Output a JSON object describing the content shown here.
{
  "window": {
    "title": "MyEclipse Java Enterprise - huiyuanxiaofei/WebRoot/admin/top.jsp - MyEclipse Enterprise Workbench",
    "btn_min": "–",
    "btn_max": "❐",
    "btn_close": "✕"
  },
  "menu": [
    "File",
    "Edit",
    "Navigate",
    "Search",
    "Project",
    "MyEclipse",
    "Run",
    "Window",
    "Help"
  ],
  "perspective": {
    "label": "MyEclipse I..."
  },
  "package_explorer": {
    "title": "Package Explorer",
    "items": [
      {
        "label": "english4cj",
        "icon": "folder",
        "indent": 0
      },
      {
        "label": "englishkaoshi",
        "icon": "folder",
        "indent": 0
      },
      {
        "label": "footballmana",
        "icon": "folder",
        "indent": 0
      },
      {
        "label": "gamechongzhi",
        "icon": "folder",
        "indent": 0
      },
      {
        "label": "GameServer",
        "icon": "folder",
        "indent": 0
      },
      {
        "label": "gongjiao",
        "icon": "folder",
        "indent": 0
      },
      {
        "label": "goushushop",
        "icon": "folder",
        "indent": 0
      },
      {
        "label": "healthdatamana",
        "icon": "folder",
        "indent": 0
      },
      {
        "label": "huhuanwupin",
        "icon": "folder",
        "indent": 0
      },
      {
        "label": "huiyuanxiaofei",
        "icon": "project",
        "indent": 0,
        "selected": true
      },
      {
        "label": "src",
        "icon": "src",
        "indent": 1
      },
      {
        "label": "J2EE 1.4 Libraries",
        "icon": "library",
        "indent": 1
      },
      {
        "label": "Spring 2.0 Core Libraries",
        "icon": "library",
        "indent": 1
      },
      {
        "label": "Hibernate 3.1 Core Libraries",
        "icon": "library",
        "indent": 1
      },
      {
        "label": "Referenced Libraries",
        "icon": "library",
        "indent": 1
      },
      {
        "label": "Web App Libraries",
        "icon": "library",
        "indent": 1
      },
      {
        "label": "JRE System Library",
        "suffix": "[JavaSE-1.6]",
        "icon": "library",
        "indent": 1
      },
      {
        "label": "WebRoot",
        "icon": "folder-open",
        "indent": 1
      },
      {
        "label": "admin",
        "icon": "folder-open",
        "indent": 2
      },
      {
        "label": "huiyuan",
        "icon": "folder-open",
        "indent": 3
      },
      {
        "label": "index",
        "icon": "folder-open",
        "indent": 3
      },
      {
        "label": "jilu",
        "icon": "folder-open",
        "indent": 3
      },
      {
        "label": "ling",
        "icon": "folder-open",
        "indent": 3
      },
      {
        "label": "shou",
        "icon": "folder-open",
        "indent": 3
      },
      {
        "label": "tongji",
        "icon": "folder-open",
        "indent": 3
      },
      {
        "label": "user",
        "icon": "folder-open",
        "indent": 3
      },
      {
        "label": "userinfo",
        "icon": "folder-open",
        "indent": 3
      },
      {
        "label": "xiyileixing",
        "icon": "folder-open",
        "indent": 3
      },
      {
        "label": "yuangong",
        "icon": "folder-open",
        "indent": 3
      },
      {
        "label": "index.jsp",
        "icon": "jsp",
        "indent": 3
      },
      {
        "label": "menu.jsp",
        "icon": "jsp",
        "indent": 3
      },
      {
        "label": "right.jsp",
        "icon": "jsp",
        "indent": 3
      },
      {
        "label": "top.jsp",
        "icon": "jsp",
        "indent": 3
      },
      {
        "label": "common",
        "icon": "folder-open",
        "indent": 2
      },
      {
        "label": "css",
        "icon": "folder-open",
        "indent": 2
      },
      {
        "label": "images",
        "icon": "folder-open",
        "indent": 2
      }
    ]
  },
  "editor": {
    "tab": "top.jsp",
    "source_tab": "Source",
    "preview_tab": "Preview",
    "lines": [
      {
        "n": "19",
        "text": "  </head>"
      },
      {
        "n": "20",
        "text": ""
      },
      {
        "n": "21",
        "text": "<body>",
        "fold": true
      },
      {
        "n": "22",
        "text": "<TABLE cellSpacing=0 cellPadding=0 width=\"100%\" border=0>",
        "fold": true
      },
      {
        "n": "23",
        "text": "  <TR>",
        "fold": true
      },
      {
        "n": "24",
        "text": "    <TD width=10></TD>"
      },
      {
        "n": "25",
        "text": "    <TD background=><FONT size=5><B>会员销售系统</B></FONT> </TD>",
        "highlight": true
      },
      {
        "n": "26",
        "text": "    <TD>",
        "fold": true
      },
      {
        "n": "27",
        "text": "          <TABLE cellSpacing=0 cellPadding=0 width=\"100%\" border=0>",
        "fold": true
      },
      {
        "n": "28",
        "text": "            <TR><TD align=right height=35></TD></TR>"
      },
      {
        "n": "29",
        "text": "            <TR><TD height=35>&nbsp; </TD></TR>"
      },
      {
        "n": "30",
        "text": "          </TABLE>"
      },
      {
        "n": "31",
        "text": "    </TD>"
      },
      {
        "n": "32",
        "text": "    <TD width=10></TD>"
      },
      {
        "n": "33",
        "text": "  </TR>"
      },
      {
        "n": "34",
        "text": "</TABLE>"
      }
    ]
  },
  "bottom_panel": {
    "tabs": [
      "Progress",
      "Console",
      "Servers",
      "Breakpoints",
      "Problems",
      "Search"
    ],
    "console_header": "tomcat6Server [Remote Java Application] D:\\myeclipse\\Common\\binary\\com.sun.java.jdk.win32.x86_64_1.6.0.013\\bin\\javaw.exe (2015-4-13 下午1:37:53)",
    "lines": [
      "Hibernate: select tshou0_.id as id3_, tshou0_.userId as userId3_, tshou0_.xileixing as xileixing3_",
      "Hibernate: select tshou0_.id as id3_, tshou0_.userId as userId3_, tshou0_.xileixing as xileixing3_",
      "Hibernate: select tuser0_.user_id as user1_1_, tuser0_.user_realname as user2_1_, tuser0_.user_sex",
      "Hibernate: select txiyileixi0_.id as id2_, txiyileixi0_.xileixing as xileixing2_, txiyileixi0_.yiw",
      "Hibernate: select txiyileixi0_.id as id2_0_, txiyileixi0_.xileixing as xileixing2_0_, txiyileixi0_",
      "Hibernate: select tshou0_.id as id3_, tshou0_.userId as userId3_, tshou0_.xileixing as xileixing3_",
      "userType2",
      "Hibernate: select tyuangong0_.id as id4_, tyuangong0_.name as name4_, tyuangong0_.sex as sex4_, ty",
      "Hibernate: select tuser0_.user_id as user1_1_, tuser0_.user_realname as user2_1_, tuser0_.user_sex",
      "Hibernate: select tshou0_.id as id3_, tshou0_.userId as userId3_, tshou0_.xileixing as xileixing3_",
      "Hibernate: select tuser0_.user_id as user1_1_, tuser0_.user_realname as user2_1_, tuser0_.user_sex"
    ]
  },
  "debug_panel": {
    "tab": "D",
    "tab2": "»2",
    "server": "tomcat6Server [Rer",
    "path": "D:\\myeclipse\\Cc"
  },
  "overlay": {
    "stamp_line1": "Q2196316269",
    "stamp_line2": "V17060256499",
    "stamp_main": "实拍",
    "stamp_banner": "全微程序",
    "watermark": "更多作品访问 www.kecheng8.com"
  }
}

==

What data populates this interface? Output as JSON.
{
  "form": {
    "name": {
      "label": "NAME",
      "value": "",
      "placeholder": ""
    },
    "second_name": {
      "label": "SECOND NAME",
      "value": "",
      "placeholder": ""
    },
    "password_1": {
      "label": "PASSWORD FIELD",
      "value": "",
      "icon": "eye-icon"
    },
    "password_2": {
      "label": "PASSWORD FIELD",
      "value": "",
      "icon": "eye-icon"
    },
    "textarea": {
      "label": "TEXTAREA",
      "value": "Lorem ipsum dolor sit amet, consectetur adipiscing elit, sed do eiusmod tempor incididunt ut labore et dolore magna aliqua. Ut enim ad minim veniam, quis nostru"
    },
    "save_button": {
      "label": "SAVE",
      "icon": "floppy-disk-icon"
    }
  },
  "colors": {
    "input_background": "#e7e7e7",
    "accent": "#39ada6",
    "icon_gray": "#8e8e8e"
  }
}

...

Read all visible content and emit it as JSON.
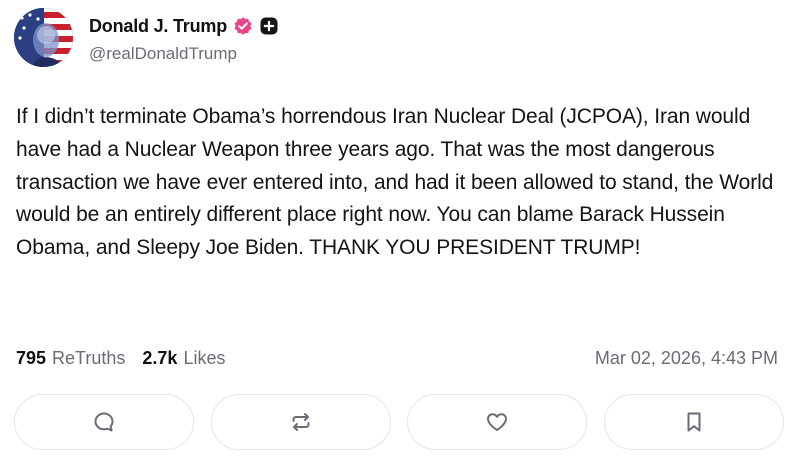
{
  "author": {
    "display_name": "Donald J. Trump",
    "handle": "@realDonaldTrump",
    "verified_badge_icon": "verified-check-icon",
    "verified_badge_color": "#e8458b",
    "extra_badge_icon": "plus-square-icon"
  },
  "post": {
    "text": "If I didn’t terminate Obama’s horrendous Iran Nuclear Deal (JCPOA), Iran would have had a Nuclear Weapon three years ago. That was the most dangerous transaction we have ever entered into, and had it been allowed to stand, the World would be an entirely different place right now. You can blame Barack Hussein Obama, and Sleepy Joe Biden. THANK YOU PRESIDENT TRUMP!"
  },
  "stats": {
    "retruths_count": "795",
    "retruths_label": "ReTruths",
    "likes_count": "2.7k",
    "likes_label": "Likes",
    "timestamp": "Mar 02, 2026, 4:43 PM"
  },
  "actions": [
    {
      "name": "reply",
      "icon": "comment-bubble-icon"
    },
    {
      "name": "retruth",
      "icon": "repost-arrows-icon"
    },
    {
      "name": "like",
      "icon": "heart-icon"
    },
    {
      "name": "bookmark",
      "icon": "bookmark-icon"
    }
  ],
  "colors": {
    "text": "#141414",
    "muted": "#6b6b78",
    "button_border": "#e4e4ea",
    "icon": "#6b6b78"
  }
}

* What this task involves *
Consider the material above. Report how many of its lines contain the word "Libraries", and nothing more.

* Response *
5